    (University of Hawaii at Manoa, 2015-12) Brewbaker, Katarina A. ; Jolly, Karen Louise ; History
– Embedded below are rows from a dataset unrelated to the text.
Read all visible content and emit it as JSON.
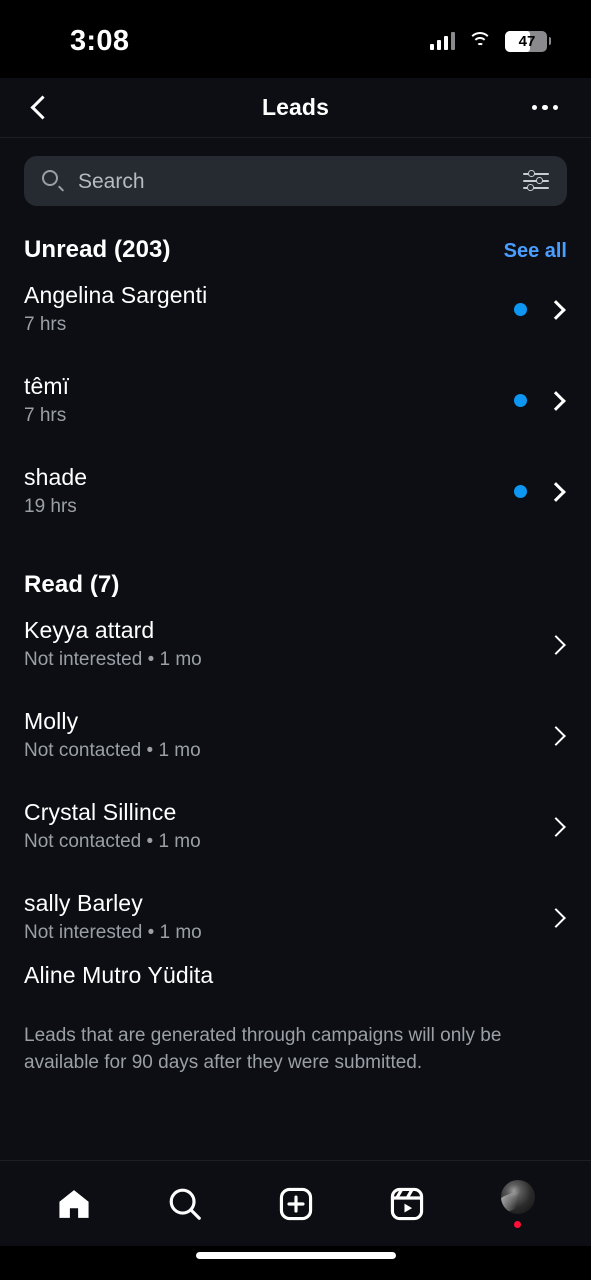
{
  "status_bar": {
    "time": "3:08",
    "battery_level": "47",
    "signal_icon": "cellular-signal-icon",
    "wifi_icon": "wifi-icon",
    "battery_icon": "battery-icon"
  },
  "header": {
    "title": "Leads",
    "back_icon": "back-chevron-icon",
    "more_icon": "more-options-icon"
  },
  "search": {
    "placeholder": "Search",
    "search_icon": "search-icon",
    "filter_icon": "filter-sliders-icon"
  },
  "sections": {
    "unread": {
      "title": "Unread (203)",
      "see_all_label": "See all",
      "items": [
        {
          "name": "Angelina Sargenti",
          "meta": "7 hrs"
        },
        {
          "name": "têmï",
          "meta": "7 hrs"
        },
        {
          "name": "shade",
          "meta": "19 hrs"
        }
      ]
    },
    "read": {
      "title": "Read (7)",
      "items": [
        {
          "name": "Keyya attard",
          "meta": "Not interested • 1 mo"
        },
        {
          "name": "Molly",
          "meta": "Not contacted • 1 mo"
        },
        {
          "name": "Crystal Sillince",
          "meta": "Not contacted • 1 mo"
        },
        {
          "name": "sally Barley",
          "meta": "Not interested • 1 mo"
        },
        {
          "name": "Aline Mutro Yüdita",
          "meta": ""
        }
      ]
    }
  },
  "footnote": "Leads that are generated through campaigns will only be available for 90 days after they were submitted.",
  "tab_bar": {
    "tabs": [
      {
        "icon": "home-icon",
        "active": true
      },
      {
        "icon": "search-icon",
        "active": false
      },
      {
        "icon": "create-plus-icon",
        "active": false
      },
      {
        "icon": "reels-icon",
        "active": false
      },
      {
        "icon": "profile-avatar",
        "active": false
      }
    ],
    "has_notification_dot": true
  },
  "colors": {
    "background": "#0c0e13",
    "accent_blue": "#0d96f2",
    "link_blue": "#4a9eff",
    "secondary_text": "#9aa0a6",
    "notification_red": "#ff0f37"
  }
}
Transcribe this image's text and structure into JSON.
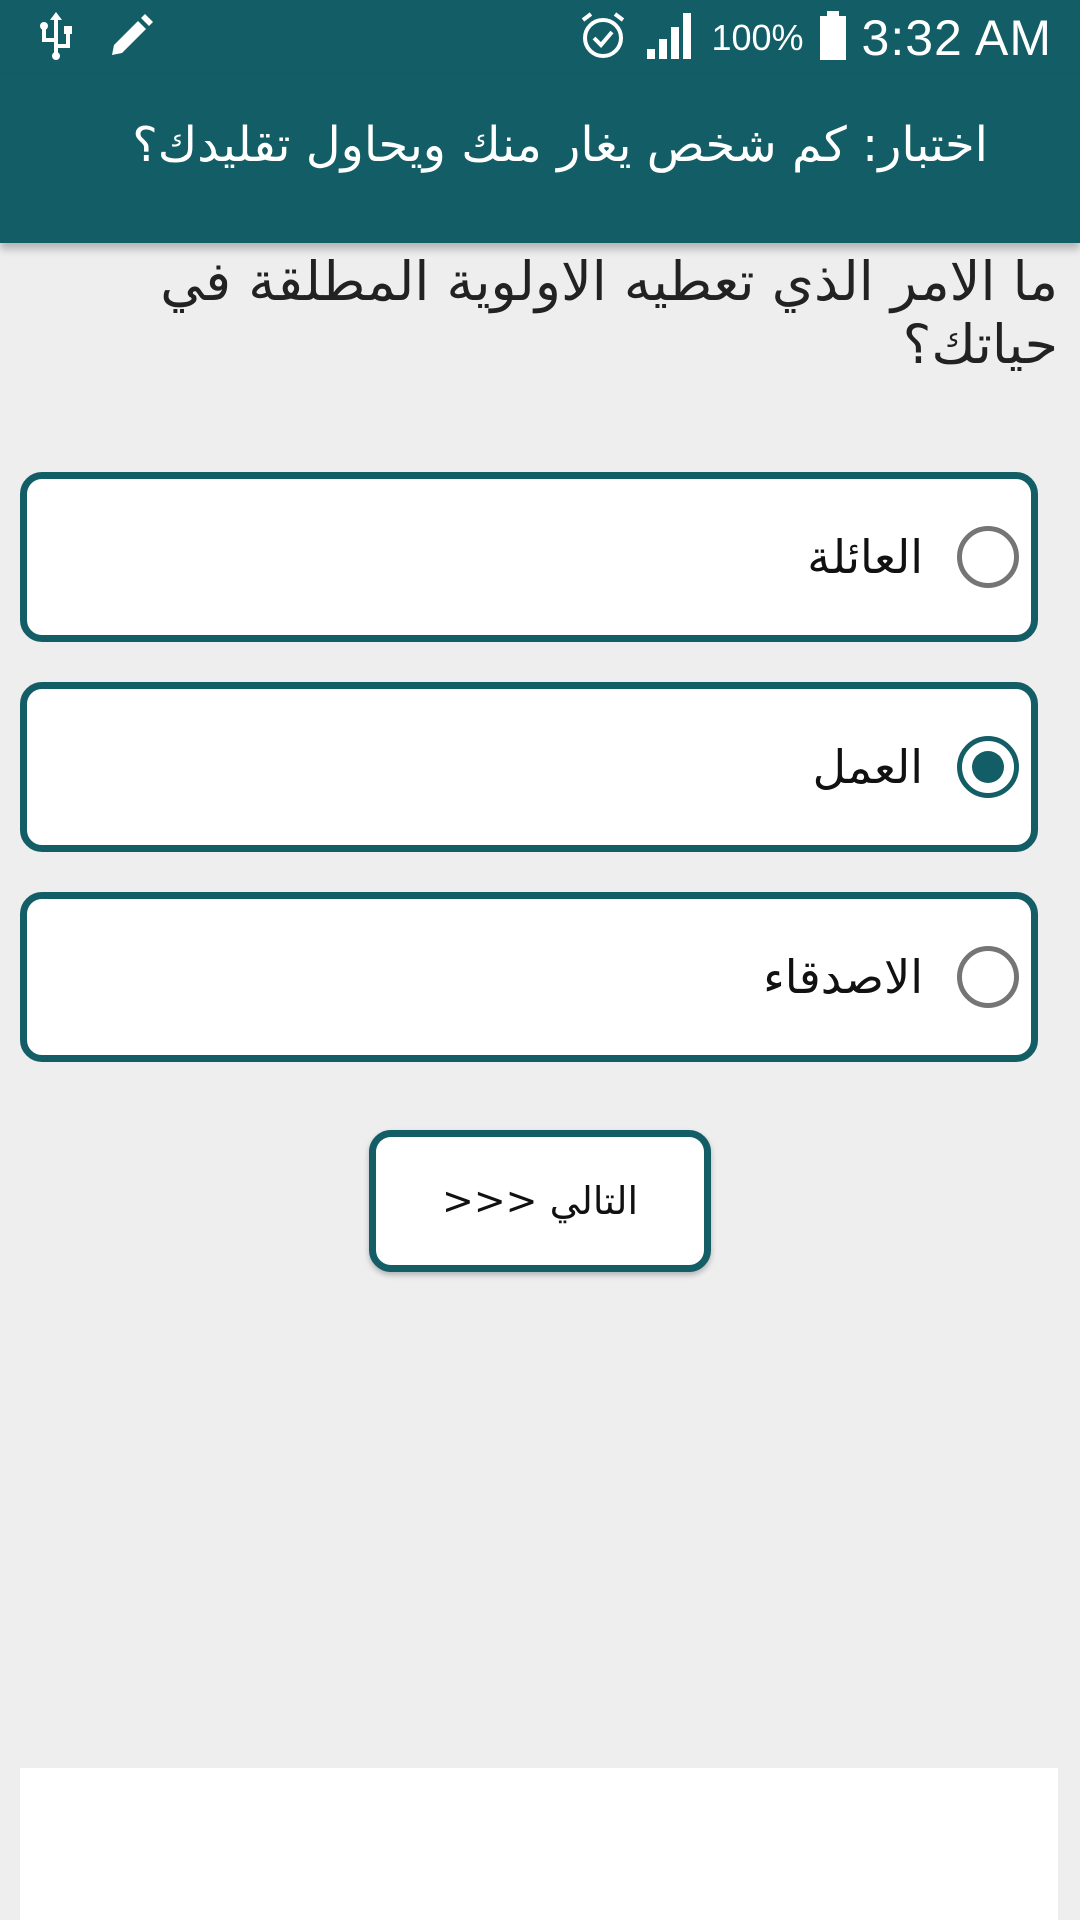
{
  "status_bar": {
    "icons_left": [
      "usb-icon",
      "edit-icon"
    ],
    "icons_right": [
      "alarm-icon",
      "signal-icon"
    ],
    "battery": "100%",
    "time": "3:32 AM"
  },
  "toolbar": {
    "title": "اختبار: كم شخص يغار منك ويحاول تقليدك؟"
  },
  "quiz": {
    "question": "ما الامر الذي تعطيه الاولوية المطلقة في حياتك؟",
    "options": [
      {
        "label": "العائلة",
        "selected": false
      },
      {
        "label": "العمل",
        "selected": true
      },
      {
        "label": "الاصدقاء",
        "selected": false
      }
    ],
    "next_label": "التالي <<<"
  },
  "colors": {
    "primary": "#135E66",
    "background": "#EEEEEE",
    "card": "#FFFFFF"
  }
}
    Modern western society looks back on the Roman Empire as a model for politics, economics, and social relations. The use of the Roman Empire as a foundation for political organization began in the Early Middle Ages with the development of the idea of Christian kingship following the conversion to Christianity of Emperor Constantine (c.747-814). However, early medieval Francia adapted Roman principles selectively, and not primarily on the model of Constantine. During his rule of the Frankish Empire, Charlemagne (c.747-814) and his court consciously chose and incorporated elements from the first Emperor Augustus, as well as borrowed and reused Roman architecture. A comparison of ancient and Frankish historical, biographical, literary, and chronicle sources reveals how Frankish courtiers amended these Roman imperial ideas to establish Charlemagne’s Christian rulership, in part through an educational reform program and the establishment of royal court at Aächen modeled on Ravenna. Set against the backdrop of an emerging Europe after the fall of the Roman Empire, Charlemagne’s court helped establish the legacy of Christian kingship usually attributed to Constantine.